(Page and application data records)
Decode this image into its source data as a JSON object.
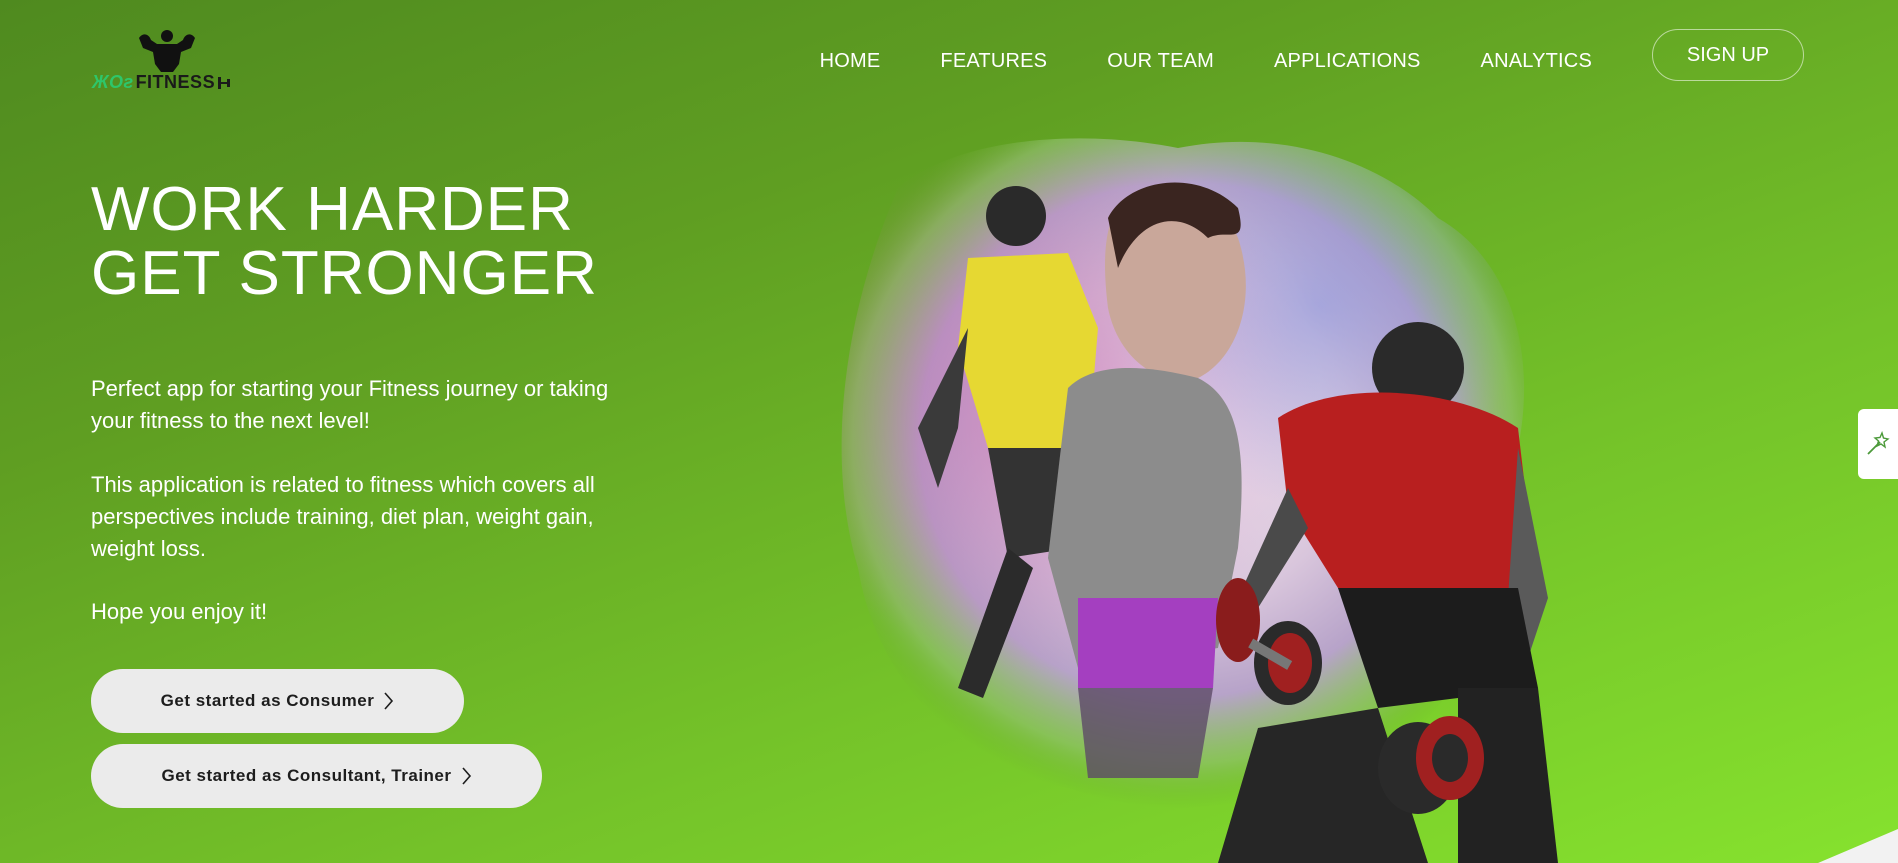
{
  "brand": {
    "logo_prefix": "ЖОг",
    "logo_word": "FITNESS"
  },
  "nav": {
    "items": [
      {
        "label": "HOME"
      },
      {
        "label": "FEATURES"
      },
      {
        "label": "OUR TEAM"
      },
      {
        "label": "APPLICATIONS"
      },
      {
        "label": "ANALYTICS"
      }
    ],
    "signup_label": "SIGN UP"
  },
  "hero": {
    "headline_line1": "WORK HARDER",
    "headline_line2": "GET STRONGER",
    "paragraph1": "Perfect app for starting your Fitness journey or taking your fitness to the next level!",
    "paragraph2": "This application is related to fitness which covers all perspectives include training, diet plan, weight gain, weight loss.",
    "paragraph3": "Hope you enjoy it!",
    "cta_consumer": "Get started as Consumer",
    "cta_trainer": "Get started as Consultant, Trainer"
  },
  "icons": {
    "logo": "bodybuilder-icon",
    "chevron": "chevron-right-icon",
    "side_tab": "magic-wand-icon"
  },
  "colors": {
    "accent": "#5f9e22",
    "accent_light": "#86e22e",
    "button_bg": "#ebebeb",
    "logo_green": "#2ec66a"
  }
}
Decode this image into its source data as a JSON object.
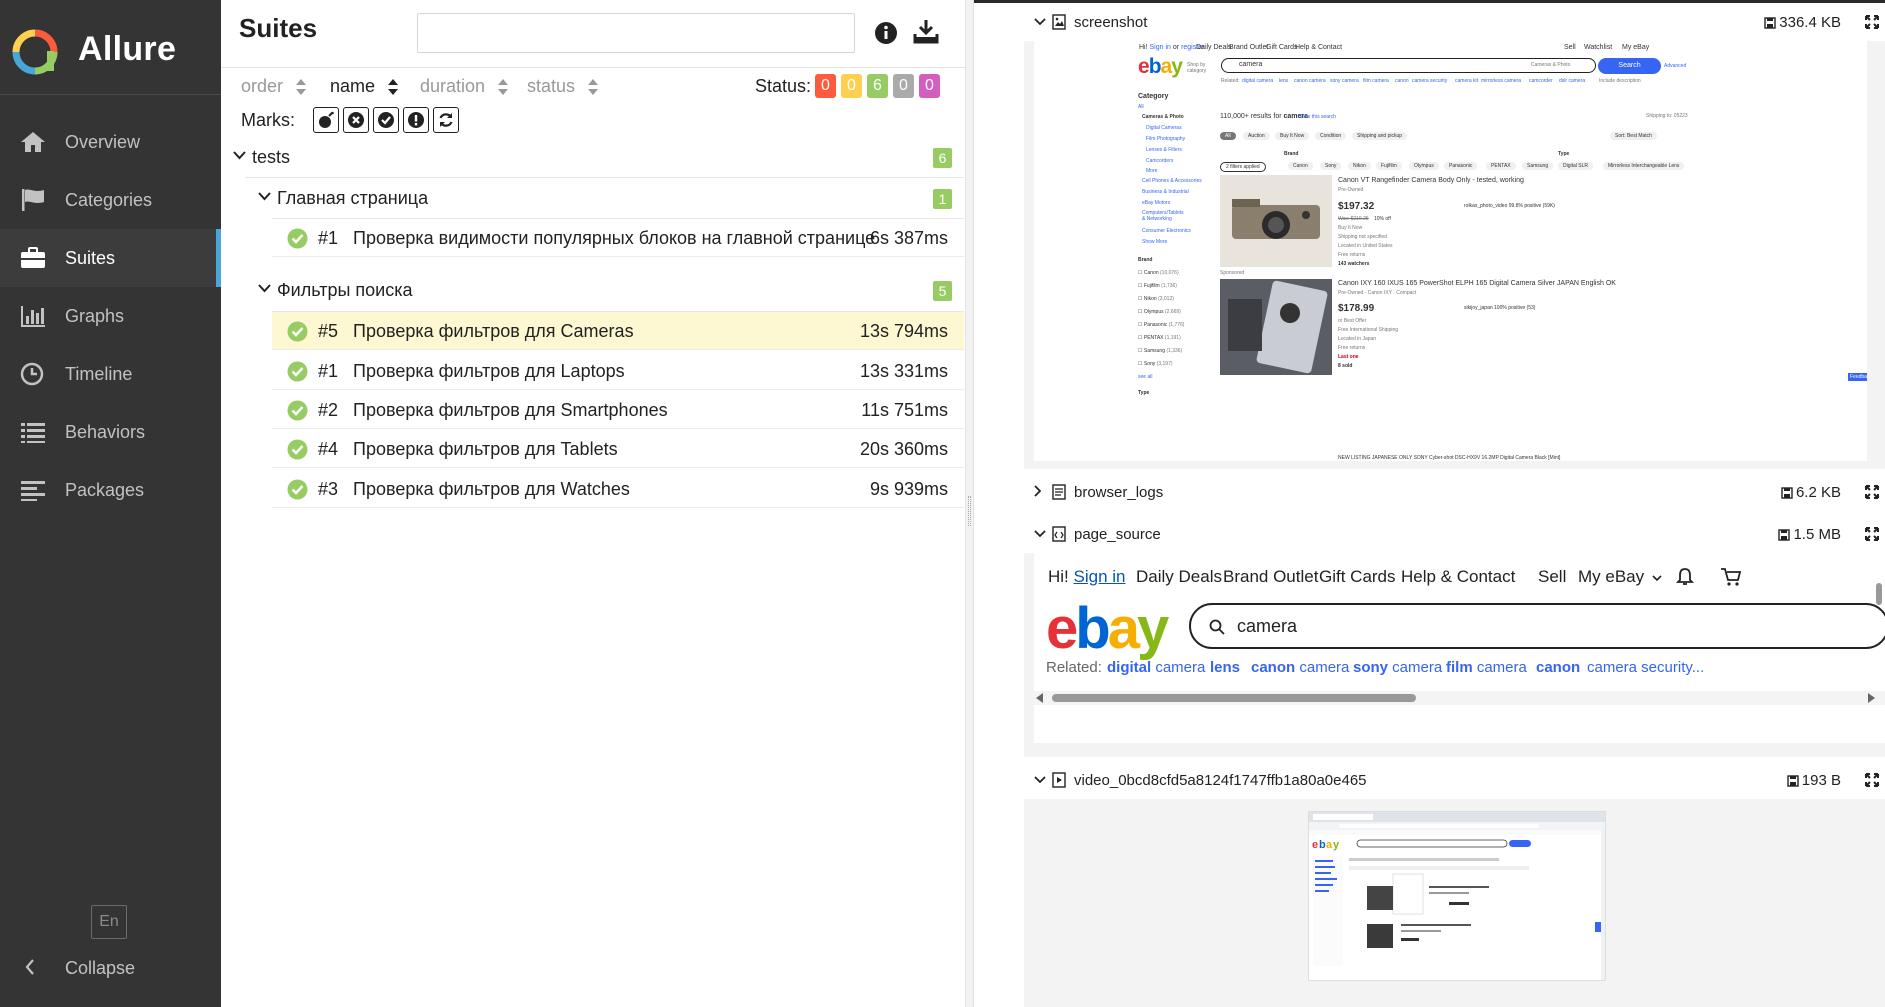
{
  "sidebar": {
    "app_name": "Allure",
    "nav": [
      {
        "label": "Overview",
        "icon": "home-icon"
      },
      {
        "label": "Categories",
        "icon": "flag-icon"
      },
      {
        "label": "Suites",
        "icon": "briefcase-icon"
      },
      {
        "label": "Graphs",
        "icon": "bar-chart-icon"
      },
      {
        "label": "Timeline",
        "icon": "clock-icon"
      },
      {
        "label": "Behaviors",
        "icon": "list-icon"
      },
      {
        "label": "Packages",
        "icon": "align-left-icon"
      }
    ],
    "active": "Suites",
    "language": "En",
    "collapse_label": "Collapse"
  },
  "suites": {
    "title": "Suites",
    "search_value": "",
    "sort": {
      "order_label": "order",
      "name_label": "name",
      "duration_label": "duration",
      "status_label": "status",
      "active": "name"
    },
    "status_label": "Status:",
    "status_counts": [
      {
        "value": "0",
        "color": "#fd5a3e"
      },
      {
        "value": "0",
        "color": "#ffd050"
      },
      {
        "value": "6",
        "color": "#97cc64"
      },
      {
        "value": "0",
        "color": "#aaaaaa"
      },
      {
        "value": "0",
        "color": "#d35ebe"
      }
    ],
    "marks_label": "Marks:",
    "marks": [
      "bomb-icon",
      "times-circle-icon",
      "check-circle-icon",
      "exclamation-circle-icon",
      "refresh-icon"
    ],
    "root": {
      "name": "tests",
      "count": "6"
    },
    "groups": [
      {
        "name": "Главная страница",
        "count": "1",
        "tests": [
          {
            "num": "#1",
            "name": "Проверка видимости популярных блоков на главной странице",
            "duration": "6s 387ms",
            "status": "passed"
          }
        ]
      },
      {
        "name": "Фильтры поиска",
        "count": "5",
        "tests": [
          {
            "num": "#5",
            "name": "Проверка фильтров для Cameras",
            "duration": "13s 794ms",
            "status": "passed",
            "selected": true
          },
          {
            "num": "#1",
            "name": "Проверка фильтров для Laptops",
            "duration": "13s 331ms",
            "status": "passed"
          },
          {
            "num": "#2",
            "name": "Проверка фильтров для Smartphones",
            "duration": "11s 751ms",
            "status": "passed"
          },
          {
            "num": "#4",
            "name": "Проверка фильтров для Tablets",
            "duration": "20s 360ms",
            "status": "passed"
          },
          {
            "num": "#3",
            "name": "Проверка фильтров для Watches",
            "duration": "9s 939ms",
            "status": "passed"
          }
        ]
      }
    ]
  },
  "attachments": [
    {
      "name": "screenshot",
      "size": "336.4 KB",
      "expanded": true
    },
    {
      "name": "browser_logs",
      "size": "6.2 KB",
      "expanded": false
    },
    {
      "name": "page_source",
      "size": "1.5 MB",
      "expanded": true
    },
    {
      "name": "video_0bcd8cfd5a8124f1747ffb1a80a0e465",
      "size": "193 B",
      "expanded": true
    }
  ],
  "screenshot": {
    "top_links": [
      "Hi!",
      "Sign in",
      "or",
      "register",
      "Daily Deals",
      "Brand Outlet",
      "Gift Cards",
      "Help & Contact"
    ],
    "right_links": [
      "Sell",
      "Watchlist",
      "My eBay"
    ],
    "logo": "ebay",
    "shop_by": "Shop by category",
    "search_value": "camera",
    "category_select": "Cameras & Photo",
    "search_btn": "Search",
    "advanced": "Advanced",
    "related_label": "Related:",
    "related": [
      "digital camera",
      "lens",
      "canon camera",
      "sony camera",
      "film camera",
      "canon",
      "camera security",
      "camera kit",
      "mirrorless camera",
      "camcorder",
      "dslr camera"
    ],
    "include_desc": "Include description",
    "results": "110,000+ results for",
    "results_term": "camera",
    "save_search": "Save this search",
    "shipping": "Shipping to: 05223",
    "category_title": "Category",
    "categories": [
      "All",
      "Cameras & Photo",
      "Digital Cameras",
      "Film Photography",
      "Lenses & Filters",
      "Camcorders",
      "More",
      "Cell Phones & Accessories",
      "Business & Industrial",
      "eBay Motors",
      "Computers/Tablets & Networking",
      "Consumer Electronics",
      "Show More"
    ],
    "filter_tabs": [
      "All",
      "Auction",
      "Buy It Now",
      "Condition",
      "Shipping and pickup"
    ],
    "sort_label": "Sort: Best Match",
    "brand_title": "Brand",
    "brand_chips": [
      "2 filters applied",
      "Canon",
      "Sony",
      "Nikon",
      "Fujifilm",
      "Olympus",
      "Panasonic",
      "PENTAX",
      "Samsung"
    ],
    "type_title": "Type",
    "type_chips": [
      "Digital SLR",
      "Mirrorless Interchangeable Lens"
    ],
    "brand_list": [
      "Canon",
      "Fujifilm",
      "Nikon",
      "Olympus",
      "Panasonic",
      "PENTAX",
      "Samsung",
      "Sony"
    ],
    "brand_counts": [
      "(10,076)",
      "(1,736)",
      "(3,012)",
      "(2,669)",
      "(1,776)",
      "(1,191)",
      "(1,336)",
      "(3,197)"
    ],
    "see_all": "see all",
    "type_label": "Type",
    "items": [
      {
        "title": "Canon VT Rangefinder Camera Body Only - tested, working",
        "condition": "Pre-Owned",
        "price": "$197.32",
        "was": "Was: $219.25",
        "off": "10% off",
        "format": "Buy It Now",
        "shipping": "Shipping not specified",
        "location": "Located in United States",
        "returns": "Free returns",
        "extra": "143 watchers",
        "seller": "rolkas_photo_video 99.8% positive (59K)"
      },
      {
        "title": "Canon IXY 160 IXUS 165 PowerShot ELPH 165 Digital Camera Silver JAPAN English OK",
        "condition": "Pre-Owned · Canon IXY · Compact",
        "price": "$178.99",
        "format": "or Best Offer",
        "shipping": "Free International Shipping",
        "location": "Located in Japan",
        "returns": "Free returns",
        "last_one": "Last one",
        "extra": "8 sold",
        "seller": "sikijoy_japan 100% positive (53)"
      }
    ],
    "sponsored": "Sponsored",
    "new_listing": "NEW LISTING JAPANESE ONLY SONY Cyber-shot DSC-HX9V 16.2MP Digital Camera Black [Mint]",
    "feedback": "Feedback"
  },
  "page_source": {
    "hi": "Hi!",
    "sign_in": "Sign in",
    "nav": [
      "Daily Deals",
      "Brand Outlet",
      "Gift Cards",
      "Help & Contact",
      "Sell",
      "My eBay"
    ],
    "search_value": "camera",
    "related_label": "Related:",
    "related": [
      {
        "bold": "digital",
        "rest": " camera"
      },
      {
        "bold": "lens",
        "rest": ""
      },
      {
        "bold": "canon",
        "rest": " camera"
      },
      {
        "bold": "sony",
        "rest": " camera"
      },
      {
        "bold": "film",
        "rest": " camera"
      },
      {
        "bold": "canon",
        "rest": ""
      },
      {
        "bold": "",
        "rest": "camera security..."
      }
    ]
  },
  "colors": {
    "sidebar_bg": "#343434",
    "accent": "#4aa5d9",
    "passed": "#97cc64",
    "selected_row": "#fdf7d2",
    "ebay_blue": "#3665f3"
  }
}
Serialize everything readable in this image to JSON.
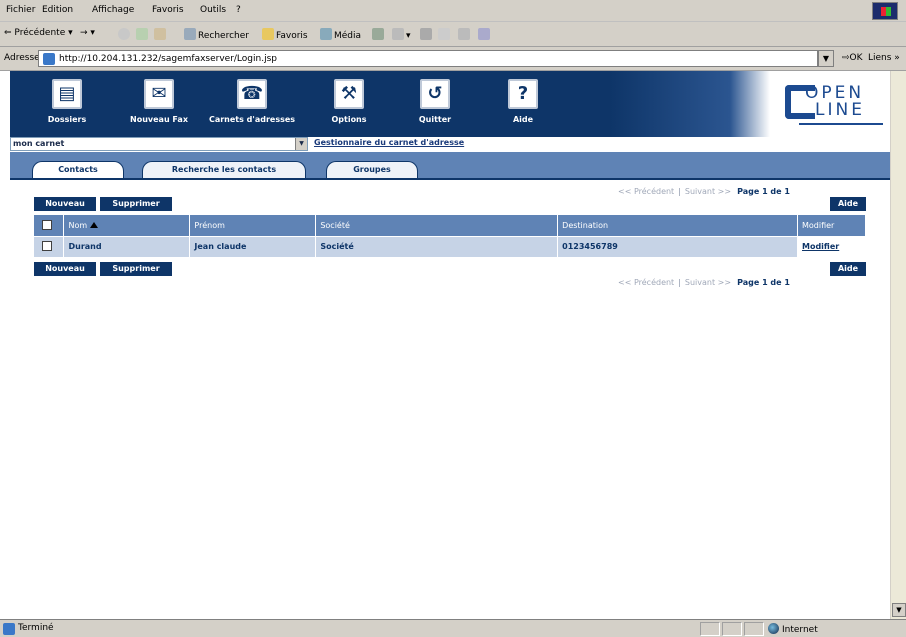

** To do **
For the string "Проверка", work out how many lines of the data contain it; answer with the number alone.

** Response **
6